Playing With Your Health

Ubisoft is also investigating the potential for games and gaming technologies to benefit people beyond education, and the company has already been exploring how they could apply to healthcare and therapy.

Back in 2015, Ubisoft announced Dig Rush, an experimental title designed to help treat amblyopia, or “lazy eye” syndrome. The condition is neurological, rather than physiological, and means the brain does not properly interpret images from the affected eye. If detected at a young enough age – usually before five years old – treatment can be attempted by having children wear patches over the ‘healthy’ eye, to force the brain to rely more on the amblyopic one.

Dig Rush, which was developed in conjunction with Montréal’s McGill University and private company Amblyotech, had players wear stereoscopic lenses while guiding characters around a mine and overcoming environmental puzzles.

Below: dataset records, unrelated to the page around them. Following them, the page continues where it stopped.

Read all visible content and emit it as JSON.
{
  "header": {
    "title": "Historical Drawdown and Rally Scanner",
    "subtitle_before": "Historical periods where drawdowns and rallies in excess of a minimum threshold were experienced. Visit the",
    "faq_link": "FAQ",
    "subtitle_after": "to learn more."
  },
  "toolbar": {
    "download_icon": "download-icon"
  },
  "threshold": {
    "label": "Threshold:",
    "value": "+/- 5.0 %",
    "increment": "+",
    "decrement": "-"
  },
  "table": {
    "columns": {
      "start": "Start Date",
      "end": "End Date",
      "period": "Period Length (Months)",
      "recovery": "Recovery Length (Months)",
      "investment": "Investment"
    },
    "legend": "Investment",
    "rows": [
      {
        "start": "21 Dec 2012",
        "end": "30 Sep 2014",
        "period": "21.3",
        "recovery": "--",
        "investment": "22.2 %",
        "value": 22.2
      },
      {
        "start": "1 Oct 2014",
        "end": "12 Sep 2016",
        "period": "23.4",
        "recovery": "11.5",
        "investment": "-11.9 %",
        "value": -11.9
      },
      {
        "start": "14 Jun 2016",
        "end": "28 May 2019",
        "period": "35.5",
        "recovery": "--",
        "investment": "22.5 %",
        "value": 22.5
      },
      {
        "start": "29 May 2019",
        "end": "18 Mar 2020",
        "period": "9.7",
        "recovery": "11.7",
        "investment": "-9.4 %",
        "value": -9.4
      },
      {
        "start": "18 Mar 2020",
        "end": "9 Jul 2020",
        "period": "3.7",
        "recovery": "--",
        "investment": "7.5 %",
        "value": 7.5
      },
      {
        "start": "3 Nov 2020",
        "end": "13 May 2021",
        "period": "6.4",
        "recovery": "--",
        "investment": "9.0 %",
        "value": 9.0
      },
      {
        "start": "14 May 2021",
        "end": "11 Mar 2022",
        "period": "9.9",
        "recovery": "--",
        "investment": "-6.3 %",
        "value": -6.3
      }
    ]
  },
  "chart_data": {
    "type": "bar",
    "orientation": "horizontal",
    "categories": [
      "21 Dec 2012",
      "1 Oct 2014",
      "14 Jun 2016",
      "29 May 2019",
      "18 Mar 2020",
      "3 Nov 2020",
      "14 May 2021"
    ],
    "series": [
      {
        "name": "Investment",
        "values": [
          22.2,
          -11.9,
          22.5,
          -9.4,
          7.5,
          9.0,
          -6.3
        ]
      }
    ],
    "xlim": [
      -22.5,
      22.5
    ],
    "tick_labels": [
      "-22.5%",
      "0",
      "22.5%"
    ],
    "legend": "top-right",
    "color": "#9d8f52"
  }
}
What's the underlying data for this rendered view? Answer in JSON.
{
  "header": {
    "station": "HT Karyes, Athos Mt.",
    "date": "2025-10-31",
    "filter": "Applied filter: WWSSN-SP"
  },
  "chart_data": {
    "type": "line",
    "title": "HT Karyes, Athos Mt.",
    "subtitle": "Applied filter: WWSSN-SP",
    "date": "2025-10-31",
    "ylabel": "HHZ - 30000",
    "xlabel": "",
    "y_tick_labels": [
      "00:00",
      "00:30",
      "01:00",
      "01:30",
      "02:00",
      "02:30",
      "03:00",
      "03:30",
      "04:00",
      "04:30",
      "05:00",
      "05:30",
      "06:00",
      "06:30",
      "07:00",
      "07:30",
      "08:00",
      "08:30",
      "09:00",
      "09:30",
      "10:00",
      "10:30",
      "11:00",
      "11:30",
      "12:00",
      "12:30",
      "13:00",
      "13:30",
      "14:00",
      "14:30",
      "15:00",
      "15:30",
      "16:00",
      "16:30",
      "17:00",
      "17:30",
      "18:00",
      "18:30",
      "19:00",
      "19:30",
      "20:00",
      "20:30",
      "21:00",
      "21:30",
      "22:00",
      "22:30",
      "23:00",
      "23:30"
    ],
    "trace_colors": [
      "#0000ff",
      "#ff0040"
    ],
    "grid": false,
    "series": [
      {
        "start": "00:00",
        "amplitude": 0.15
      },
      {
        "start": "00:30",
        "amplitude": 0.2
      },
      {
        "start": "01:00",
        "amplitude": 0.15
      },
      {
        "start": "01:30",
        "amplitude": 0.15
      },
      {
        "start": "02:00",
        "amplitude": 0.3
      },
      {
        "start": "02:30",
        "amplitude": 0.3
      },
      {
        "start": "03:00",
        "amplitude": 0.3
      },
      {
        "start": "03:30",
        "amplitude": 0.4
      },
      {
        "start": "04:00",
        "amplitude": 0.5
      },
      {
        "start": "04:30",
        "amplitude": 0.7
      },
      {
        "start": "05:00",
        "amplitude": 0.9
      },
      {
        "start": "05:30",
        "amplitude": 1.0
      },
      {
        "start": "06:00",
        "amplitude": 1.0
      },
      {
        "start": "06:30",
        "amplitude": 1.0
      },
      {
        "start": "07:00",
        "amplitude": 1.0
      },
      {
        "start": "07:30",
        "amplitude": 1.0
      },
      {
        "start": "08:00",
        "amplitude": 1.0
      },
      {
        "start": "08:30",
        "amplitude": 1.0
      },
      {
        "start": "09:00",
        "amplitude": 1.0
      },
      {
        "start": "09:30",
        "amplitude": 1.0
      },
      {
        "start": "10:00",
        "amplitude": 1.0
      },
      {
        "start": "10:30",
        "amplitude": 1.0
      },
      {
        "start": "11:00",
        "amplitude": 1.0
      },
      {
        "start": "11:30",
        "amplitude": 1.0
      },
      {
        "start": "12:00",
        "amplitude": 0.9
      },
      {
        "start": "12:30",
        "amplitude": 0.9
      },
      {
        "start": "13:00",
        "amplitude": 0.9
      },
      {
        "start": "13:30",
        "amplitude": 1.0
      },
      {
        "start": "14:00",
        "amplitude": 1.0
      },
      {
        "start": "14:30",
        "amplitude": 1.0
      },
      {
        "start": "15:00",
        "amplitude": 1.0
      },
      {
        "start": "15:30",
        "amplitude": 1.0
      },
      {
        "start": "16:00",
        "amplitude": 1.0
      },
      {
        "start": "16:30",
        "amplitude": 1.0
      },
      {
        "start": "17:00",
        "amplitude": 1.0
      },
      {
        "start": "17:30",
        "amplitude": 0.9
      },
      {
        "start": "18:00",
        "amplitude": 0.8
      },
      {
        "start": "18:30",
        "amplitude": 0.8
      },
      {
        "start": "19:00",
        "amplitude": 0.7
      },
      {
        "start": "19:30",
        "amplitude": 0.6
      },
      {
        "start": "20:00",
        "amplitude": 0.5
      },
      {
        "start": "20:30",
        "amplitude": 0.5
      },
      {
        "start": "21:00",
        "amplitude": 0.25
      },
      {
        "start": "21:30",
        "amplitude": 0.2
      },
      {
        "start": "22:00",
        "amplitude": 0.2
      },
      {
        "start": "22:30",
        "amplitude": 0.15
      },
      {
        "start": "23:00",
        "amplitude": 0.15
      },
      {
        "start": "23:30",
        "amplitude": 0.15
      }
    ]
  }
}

Researchers could then modify contrasting levels of red and blue in-game, forcing the eyes to process images independently to slowly re-train the brain. While the 2015 version was never released, it laid the groundwork for the company’s expansion into health.

“We’re still working on [Dig Rush],” says Palmieri. “In the health sector, it’s very complicated. We have to make sure that the program is effective, that it does not have any negative effects, and so on. But we are very interested in that type of experience, in that type of product, and we will try to continue to do such programs in the future.”

Virtually Therapeutic

One technology that might aid software such as Dig Rush could be the same virtual reality tech that Palmieri is exploring for education. VR platforms are far more viable now than even four years ago, and as most headsets at the mid-range of the market upwards have one screen per eye – or can use lenses to focus particular images to each eye – the experience could be tailored to the user for individual treatment regimes. Palmieri sees even greater applications though, developing therapies for mental health as much as physical.

“For amblyopia, maybe it could be interesting because it’s one screen per eye,” he says. “Eventually it could be used to treat phobias – we think that VR can have other very interesting applications because it immerses you in another world. For trauma, there’s lots of companies trying to combat your fears, to help you go beyond your pain, and that’s a thing that we are very interested in looking at.”

Of course, Ubisoft integrating itself into the education or health ecosystems isn’t entirely altruistic – the more people who grow up with a base level understanding of coding, who can pursue education in game development through to graduate level, and who are better trained at every level, the greater the talent pool it can employ from.

Yet even then, not everyone who goes through that hypothetical educational assembly line is going to be put to work on 2039’s Assassin’s Creed – the same developer skills Ubisoft is aiming to cultivate could just as easily be turned to creating future games and technologies to help everyone, gamer or not.

“I cannot tell everything that we are doing but we are very interested in seeing how we target education with technology,” says Palmieri. “We can make things more accessible, we can help people in their daily lives, and if they have issues, [perhaps we] can help with that.”

Matt Kamen
Veteran games and media writer, covering the biggest titles for the best outlets. It's pronounced KAM-en.